What you have to do: A complete answer includes every line below with the word "icon".

Records for processing:

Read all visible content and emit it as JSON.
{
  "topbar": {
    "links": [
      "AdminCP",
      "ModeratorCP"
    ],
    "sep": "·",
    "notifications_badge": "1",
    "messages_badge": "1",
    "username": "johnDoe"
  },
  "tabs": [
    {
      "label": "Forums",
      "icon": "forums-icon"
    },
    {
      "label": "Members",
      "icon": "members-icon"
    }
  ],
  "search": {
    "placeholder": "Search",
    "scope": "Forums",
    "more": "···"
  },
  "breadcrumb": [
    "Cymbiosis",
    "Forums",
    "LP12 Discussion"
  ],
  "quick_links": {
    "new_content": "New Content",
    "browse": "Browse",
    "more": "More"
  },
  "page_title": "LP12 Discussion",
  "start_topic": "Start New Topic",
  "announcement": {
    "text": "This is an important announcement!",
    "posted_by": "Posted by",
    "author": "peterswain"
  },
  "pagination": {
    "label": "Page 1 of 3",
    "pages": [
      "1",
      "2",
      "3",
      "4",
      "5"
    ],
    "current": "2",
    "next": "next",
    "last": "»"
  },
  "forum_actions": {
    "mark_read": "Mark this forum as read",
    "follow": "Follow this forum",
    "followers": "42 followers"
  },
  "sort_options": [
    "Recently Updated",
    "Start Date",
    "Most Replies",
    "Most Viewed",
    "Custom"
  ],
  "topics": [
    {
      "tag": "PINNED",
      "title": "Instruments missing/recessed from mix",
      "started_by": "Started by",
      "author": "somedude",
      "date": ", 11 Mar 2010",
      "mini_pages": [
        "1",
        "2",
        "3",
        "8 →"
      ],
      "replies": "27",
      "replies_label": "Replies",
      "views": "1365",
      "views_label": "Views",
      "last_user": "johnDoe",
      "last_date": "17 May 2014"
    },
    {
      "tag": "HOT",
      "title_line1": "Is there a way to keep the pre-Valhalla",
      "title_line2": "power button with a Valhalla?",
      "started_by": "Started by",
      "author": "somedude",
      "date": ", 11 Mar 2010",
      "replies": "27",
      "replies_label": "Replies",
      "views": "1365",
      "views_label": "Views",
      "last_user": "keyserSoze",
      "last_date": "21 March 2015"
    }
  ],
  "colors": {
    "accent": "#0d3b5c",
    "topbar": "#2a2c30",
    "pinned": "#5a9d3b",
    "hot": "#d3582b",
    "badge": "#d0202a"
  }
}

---

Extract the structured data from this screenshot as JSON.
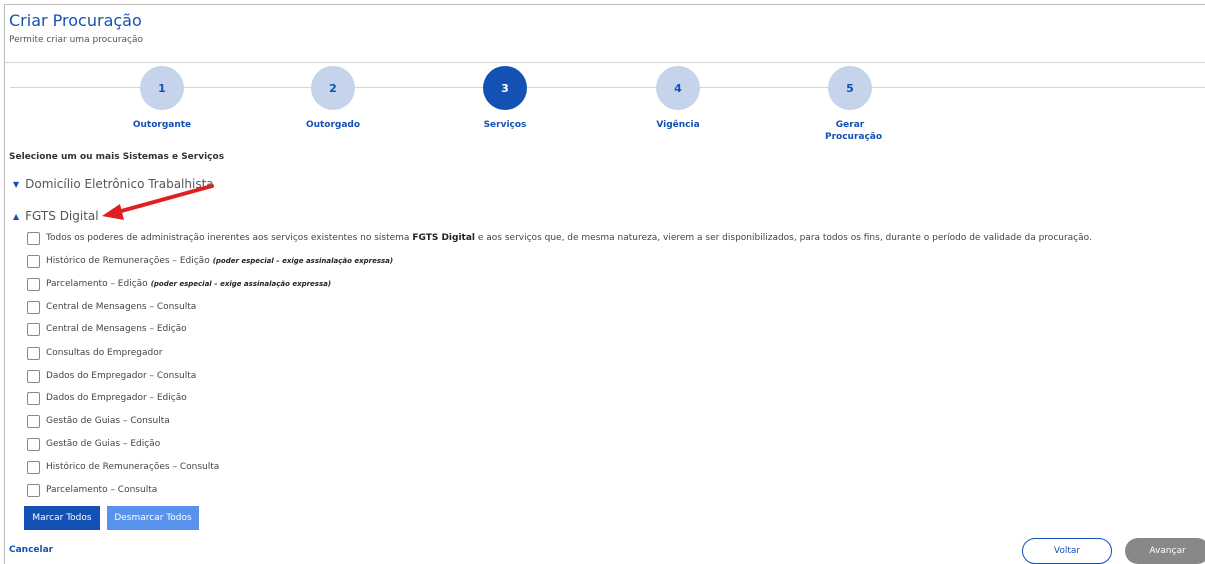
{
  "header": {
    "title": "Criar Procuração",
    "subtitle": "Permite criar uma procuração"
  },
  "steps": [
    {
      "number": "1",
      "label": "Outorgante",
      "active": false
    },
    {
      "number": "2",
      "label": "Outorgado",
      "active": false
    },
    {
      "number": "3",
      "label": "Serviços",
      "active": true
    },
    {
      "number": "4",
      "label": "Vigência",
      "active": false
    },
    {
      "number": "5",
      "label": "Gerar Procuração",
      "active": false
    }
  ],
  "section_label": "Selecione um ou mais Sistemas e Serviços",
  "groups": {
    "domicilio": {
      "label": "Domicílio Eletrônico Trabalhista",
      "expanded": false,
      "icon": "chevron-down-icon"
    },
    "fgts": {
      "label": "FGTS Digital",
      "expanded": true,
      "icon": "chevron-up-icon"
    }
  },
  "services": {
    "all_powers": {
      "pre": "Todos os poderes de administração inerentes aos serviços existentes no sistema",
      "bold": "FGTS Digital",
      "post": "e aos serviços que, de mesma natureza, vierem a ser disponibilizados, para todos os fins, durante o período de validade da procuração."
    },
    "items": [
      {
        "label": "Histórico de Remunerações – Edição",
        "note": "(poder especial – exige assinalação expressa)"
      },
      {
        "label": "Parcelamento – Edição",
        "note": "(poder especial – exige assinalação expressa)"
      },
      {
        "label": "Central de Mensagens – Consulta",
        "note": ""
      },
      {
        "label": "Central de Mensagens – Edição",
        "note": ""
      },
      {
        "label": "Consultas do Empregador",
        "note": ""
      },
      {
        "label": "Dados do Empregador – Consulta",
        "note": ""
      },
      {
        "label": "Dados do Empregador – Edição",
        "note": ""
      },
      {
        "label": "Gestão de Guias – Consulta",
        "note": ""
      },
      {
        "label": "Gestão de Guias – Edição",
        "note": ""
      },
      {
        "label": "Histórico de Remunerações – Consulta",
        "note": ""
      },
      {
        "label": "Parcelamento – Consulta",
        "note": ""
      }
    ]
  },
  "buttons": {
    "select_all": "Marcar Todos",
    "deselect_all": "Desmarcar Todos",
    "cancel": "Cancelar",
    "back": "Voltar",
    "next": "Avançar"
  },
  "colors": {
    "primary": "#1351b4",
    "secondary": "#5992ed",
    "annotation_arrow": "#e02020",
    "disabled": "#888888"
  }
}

Response below:
      "icon": "forums-icon"
      "icon": "members-icon"
      "icon": "chevron-down-icon"
      "icon": "chevron-up-icon"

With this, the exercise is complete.